▶ WHAT YOU WILL DO: How many lines of the data contain the word "content"? Give only that number.

Extracted data entries
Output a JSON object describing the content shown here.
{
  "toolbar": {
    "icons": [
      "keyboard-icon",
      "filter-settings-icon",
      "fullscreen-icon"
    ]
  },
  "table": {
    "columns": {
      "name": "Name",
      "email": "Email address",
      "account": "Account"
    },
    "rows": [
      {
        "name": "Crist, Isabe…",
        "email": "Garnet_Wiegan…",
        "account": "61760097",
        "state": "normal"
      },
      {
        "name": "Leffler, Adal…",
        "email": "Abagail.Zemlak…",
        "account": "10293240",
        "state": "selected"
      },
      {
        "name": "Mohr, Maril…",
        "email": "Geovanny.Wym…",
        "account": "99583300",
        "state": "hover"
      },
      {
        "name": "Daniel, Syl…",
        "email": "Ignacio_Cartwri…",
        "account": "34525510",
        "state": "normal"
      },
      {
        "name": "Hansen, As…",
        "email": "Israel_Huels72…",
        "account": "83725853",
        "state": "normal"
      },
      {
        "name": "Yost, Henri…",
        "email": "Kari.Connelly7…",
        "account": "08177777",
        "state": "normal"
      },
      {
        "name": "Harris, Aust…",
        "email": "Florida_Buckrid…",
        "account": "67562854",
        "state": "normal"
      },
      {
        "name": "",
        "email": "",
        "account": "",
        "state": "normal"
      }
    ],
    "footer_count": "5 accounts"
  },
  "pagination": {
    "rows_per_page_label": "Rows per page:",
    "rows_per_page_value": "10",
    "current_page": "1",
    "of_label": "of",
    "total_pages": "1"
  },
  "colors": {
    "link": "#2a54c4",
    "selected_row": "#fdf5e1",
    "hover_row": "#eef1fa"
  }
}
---
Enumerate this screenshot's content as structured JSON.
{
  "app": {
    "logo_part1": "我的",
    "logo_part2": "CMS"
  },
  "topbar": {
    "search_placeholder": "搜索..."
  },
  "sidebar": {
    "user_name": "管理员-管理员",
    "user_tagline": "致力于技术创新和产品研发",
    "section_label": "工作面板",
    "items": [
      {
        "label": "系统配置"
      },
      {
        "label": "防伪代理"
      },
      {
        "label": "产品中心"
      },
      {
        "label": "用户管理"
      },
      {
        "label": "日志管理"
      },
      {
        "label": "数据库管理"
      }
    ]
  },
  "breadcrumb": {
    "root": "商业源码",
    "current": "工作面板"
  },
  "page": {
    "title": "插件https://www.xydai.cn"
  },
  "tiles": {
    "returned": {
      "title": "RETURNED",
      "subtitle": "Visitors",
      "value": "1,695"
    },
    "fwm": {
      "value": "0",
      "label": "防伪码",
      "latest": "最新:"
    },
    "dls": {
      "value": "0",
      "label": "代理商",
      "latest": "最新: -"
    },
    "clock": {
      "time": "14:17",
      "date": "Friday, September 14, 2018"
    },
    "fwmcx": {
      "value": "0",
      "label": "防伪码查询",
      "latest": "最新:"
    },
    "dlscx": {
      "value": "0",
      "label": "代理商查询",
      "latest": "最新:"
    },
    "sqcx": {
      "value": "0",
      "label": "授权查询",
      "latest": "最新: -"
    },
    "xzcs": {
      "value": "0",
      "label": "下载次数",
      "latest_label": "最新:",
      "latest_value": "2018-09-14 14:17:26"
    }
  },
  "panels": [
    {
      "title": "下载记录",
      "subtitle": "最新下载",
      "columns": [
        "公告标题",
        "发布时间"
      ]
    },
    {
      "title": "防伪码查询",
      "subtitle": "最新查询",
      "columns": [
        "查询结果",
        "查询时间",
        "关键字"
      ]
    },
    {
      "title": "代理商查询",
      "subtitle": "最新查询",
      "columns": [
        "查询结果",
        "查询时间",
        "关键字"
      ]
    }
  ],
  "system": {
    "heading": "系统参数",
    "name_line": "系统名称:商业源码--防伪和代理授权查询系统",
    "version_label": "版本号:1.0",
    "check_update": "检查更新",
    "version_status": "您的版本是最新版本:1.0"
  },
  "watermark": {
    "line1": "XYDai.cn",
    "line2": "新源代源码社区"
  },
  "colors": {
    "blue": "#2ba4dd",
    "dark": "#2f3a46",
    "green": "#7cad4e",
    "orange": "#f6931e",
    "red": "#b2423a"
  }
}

▶ EXERCISE SOLUTION: 2